With increasing housing costs, homelessness, “renovictions” and a lack of affordable housing inventory in Orillia, city staff will examine non-traditional options to help increase the supply of affordable housing in the community.
At council committee Monday evening, Mayor Steve Clarke brought forward an inquiry motion asking staff to prepare a report outlining potential options by March 2023, which will be considered by the incoming term of council.
“It's one thing to mention it as a priority,” Clarke said of the affordable housing crisis. “It's another thing to know what to do about it because there isn't an easy answer, so I'm hoping that this motion will give the next term of council some tools to help make some decisions.”
Clarke said the report might assist the work of a potential affordable housing coordinator, a position which is slated for consideration in the 2023 budget deliberations.
“Coming to budget in 2023, which will be the next term of council, there will be the request for staffing resource to help deal specifically with affordable housing,” Clarke said. “It is my hope that the next term of council does approve that and if that is the case, that person … will be able to attack this report.”
Clarke highlighted affordable housing as an issue in Simcoe County and across Canada, with the pandemic turning “everything absolutely on its head,” and he said more needs to be done despite ongoing contributions to the issue.
“We pay a fair bit of money; we pay about $6.5 million to the county on an annual basis to provide some of the services for us … and that includes things like childcare, pensions from the province, first responders in terms of paramedics, but also … different levels of affordable housing,” Clarke said.
“Whatever we're doing is not enough right now, and this is really to help the city to examine ways to facilitate a quicker way to add to the inventory that we need to take the pressure off some of these prices, and it may be something as simple as enhancing (reserve funds)," said Clarke.
“I'm asking council for their support for this to provide the next council, and the council after that, perhaps, with some tools … to help us with the crisis that we find ourselves in.”
Council supported Clarke’s request.
“I think it's very important that council looks at any and all opportunities to try and address this issue and make things better,” said Coun.

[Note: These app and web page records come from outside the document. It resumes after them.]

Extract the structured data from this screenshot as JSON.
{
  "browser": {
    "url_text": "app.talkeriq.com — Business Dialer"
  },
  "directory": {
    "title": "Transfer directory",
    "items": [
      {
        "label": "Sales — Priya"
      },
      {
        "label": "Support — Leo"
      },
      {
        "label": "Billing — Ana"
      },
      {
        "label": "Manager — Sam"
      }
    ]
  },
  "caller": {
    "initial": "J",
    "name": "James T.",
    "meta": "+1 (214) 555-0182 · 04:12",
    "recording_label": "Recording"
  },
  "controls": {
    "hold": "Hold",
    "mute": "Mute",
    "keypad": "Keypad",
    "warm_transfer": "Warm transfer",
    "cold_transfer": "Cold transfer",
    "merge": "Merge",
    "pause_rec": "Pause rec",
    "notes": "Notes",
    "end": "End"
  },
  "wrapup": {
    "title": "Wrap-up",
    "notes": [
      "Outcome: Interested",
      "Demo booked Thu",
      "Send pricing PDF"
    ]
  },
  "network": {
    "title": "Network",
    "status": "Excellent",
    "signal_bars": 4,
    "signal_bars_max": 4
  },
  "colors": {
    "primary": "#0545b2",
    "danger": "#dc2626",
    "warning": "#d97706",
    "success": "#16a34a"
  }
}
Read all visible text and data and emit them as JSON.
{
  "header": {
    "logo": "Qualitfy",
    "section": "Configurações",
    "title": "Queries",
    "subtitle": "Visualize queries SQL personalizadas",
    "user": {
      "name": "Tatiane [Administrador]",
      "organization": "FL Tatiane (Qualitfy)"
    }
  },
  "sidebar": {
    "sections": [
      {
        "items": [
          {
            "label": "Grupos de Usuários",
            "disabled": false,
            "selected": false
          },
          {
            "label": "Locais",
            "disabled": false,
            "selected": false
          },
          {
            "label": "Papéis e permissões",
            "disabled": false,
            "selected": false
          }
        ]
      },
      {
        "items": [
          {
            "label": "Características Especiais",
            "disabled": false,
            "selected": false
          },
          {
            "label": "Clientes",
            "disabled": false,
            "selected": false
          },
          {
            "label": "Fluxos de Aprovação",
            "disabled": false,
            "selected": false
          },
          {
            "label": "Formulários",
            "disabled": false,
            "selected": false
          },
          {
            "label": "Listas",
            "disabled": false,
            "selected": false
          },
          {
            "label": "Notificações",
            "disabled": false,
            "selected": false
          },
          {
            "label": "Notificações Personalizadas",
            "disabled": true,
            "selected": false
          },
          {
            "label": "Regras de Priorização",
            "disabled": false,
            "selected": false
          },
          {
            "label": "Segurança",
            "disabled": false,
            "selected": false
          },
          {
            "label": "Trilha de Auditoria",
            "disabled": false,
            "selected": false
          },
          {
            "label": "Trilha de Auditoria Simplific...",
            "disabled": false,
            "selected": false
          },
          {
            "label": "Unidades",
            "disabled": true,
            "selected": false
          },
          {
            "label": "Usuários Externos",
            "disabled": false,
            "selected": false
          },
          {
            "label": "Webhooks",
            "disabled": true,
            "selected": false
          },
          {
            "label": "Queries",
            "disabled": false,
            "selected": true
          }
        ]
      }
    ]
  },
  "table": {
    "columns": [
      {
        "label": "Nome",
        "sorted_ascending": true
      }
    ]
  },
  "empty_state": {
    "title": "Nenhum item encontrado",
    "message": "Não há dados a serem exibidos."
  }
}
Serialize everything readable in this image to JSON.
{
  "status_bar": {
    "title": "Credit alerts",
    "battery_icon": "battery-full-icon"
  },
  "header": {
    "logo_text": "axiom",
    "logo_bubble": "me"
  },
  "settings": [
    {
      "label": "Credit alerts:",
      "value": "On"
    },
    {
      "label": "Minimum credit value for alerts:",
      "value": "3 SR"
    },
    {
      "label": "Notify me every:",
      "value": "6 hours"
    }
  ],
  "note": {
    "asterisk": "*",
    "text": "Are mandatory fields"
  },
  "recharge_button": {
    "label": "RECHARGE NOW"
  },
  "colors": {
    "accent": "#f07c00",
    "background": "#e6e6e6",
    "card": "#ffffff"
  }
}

David Campbell. “Requesting this report ensures that it comes before the next term of council and that they have to have a serious look at it, and hopefully take some action.”
Coun. Ralph Cipolla questioned whether a “mayor’s task force” might be created during the current term of council to begin looking at the issue immediately.
“If this was a year ago, Ralph, or a year-and-a-half ago, or whatever period of time I need to to do this, I would seriously consider that, but I think we'd have a hard time getting it done in the next six or seven weeks,” responded Clarke.
“I don't want to burden the incoming mayor and council with a decision that we make about what they should be prioritizing in the future,” added Coun. Ted Emond. “Housing is on every candidate’s agenda, so I would be surprised if it is not a priority going forward but, I don't want to impose that on the resolution before us.”
Coun. Jay Fallis recalled a local mother he recently met and stressed the need for “creative initiatives” moving forward.
“She's got a little daughter at home, and she can't afford rent and is going to be evicted at the end of the month. I followed up with the service provider and asked, and they said that it's not unique – (there are) countless stories like this throughout the city,” he said.
“This is something that's really coming to roost, and we need to do all we can to meet the need, and I really do credit Mayor Clarke for bringing it forward and really hope it pushes some creative initiatives forward," said Fallis.
Decisions made at Monday’s council committee meeting will need to be ratified at the next council meeting (Oct. 3).